“Passive Information Acquisition: What you see or read determines what kind of person you are and what kind of thoughts you will have.”
Allen Zhang, Source
“Modern war always causes governments to spend far more than they can possibly collect from their taxpayers while the war is being waged. This causes a vast increase in the amount of money, so that each individual unit of money, such as a dollar, becomes worth less than it was before. It takes lots more dollars to buy the same number of shares of stock. This, of course, is the classic form of inflation.”
Philip Fisher, Common Stocks and Uncommon Profits
“You don’t need to be better or faster or cheaper than everyone…In life there are multiple gold medals. If you try to be the best at everything and better than everyone…you’ll be the best at nothing and better than no one.”
Reid Hoffman, The Start-Up of You
“Fall in love with the process and the results will follow.”
“One of the early products you worked on was Chrome. You led the team, and initially, there was some pushback. High development costs, competitors in the space, but you had conviction that the browser was the way to go…” “Eric Schmidt said, ‘Do you know what it takes to build a browser?’ Partly how did I do it, I didn’t tell people for a while. Just had a small team and worked on it, and only when we had something to show, we had a chance to show the product, and that got people excited.”
“It says, ‘Look at your fish.’ It’s the test that Louis Agassiz, the nineteenth-century Harvard naturalist, gave every new student. He would take an odorous old fish out of a jar, set it in a tin pan in front of the student and say, Look at your fish. Then Agassiz would leave. When he came back, he would ask the student what he’d seen. Not very much, they would most often say, and Agassiz would say it again: Look at your fish. This could go on for days. The student would be encouraged to draw the fish but could use no tools for the examination, just hands and eyes. Samuel Scudder, who later became a famous entomologist and expert on grasshoppers, left us the best account of the ‘ordeal with the fish.’ After several days, he still could not see whatever it was Agassiz wanted him to see. But, he said, I see how little I saw before. Then Scudder had a brainstorm and he announced it to Agassiz the next morning: Paired organs, the same on both sides. Of course!
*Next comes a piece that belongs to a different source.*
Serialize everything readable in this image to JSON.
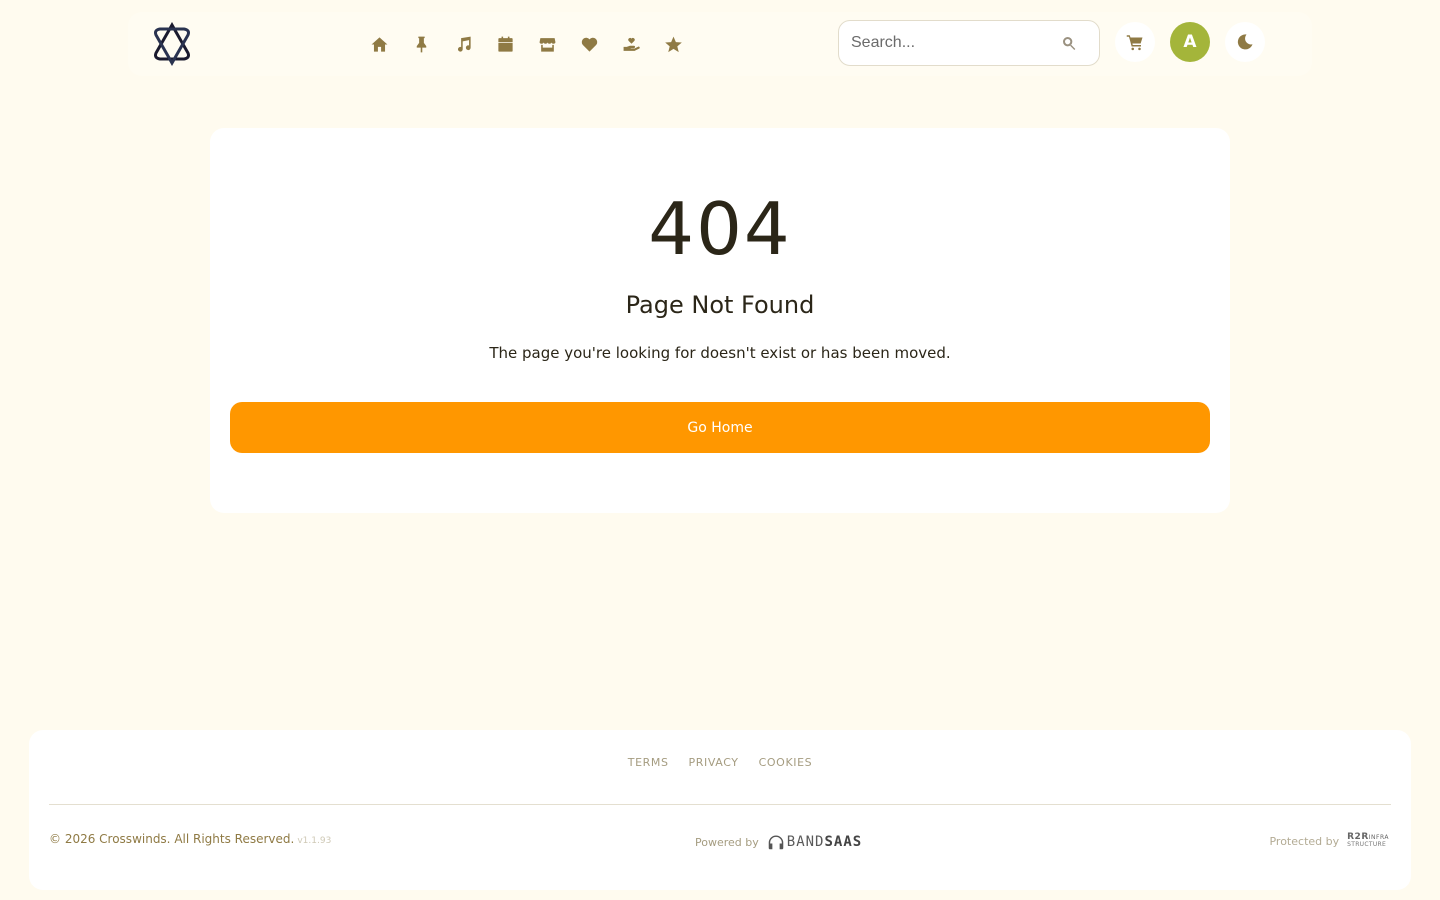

Of course! Agassiz said, very pleased. So Scudder naturally asked what he should do next, and Agassiz said, Look at your fish.
I love that story and have used it often when teaching classes on writing, because seeing is so important in this work. Insight comes, more often than not, from looking at what’s been on the table all along, in front of everybody, rather than from discovering something new. Seeing is as much the job of an historian as it is of a poet or a painter, it seems to me. That’s Dickens’s great admonition to all writers, ‘Make me see.’”